** Opening EXERCISE MATERIALS block **

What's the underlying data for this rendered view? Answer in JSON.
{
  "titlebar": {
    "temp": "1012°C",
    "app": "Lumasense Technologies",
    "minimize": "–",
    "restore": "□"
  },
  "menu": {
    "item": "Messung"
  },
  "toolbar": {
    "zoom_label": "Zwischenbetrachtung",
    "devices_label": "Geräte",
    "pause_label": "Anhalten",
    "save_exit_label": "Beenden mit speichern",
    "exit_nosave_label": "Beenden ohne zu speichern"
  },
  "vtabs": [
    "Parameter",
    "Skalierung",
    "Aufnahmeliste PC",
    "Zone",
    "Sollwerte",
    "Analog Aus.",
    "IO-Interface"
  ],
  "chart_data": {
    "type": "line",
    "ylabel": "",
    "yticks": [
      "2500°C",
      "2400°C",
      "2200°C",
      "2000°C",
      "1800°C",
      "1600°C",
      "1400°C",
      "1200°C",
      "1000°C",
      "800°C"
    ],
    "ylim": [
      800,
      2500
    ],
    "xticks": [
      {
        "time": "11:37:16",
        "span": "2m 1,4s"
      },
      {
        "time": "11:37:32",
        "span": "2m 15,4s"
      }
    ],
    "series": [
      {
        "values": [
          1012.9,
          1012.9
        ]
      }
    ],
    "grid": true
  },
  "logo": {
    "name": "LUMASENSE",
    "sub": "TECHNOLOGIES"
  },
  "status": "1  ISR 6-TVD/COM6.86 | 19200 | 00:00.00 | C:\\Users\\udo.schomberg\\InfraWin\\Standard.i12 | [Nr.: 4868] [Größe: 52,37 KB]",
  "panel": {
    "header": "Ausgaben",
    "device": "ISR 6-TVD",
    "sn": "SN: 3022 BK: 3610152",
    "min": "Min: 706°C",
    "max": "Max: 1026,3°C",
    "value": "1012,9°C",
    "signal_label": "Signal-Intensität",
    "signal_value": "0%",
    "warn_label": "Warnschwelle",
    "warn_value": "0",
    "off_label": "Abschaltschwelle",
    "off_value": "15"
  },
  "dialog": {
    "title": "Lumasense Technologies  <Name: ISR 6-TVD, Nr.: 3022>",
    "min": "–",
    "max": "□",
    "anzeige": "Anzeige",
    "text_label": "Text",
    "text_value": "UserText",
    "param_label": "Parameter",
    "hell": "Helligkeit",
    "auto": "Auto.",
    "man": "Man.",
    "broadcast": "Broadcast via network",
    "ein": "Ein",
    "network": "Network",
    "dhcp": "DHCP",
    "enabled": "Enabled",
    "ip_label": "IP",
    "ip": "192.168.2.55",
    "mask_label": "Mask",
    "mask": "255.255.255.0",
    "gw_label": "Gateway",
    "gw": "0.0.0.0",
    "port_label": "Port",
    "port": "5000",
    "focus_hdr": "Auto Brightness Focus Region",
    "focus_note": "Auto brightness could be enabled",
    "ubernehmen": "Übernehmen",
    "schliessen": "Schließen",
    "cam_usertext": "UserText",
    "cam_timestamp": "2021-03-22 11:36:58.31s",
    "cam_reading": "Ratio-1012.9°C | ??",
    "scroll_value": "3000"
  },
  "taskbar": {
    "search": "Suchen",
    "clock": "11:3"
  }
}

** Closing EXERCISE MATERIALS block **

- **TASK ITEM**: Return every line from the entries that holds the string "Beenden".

- **RESULT FOR THIS EXERCISE**:
    "save_exit_label": "Beenden mit speichern",
    "exit_nosave_label": "Beenden ohne zu speichern"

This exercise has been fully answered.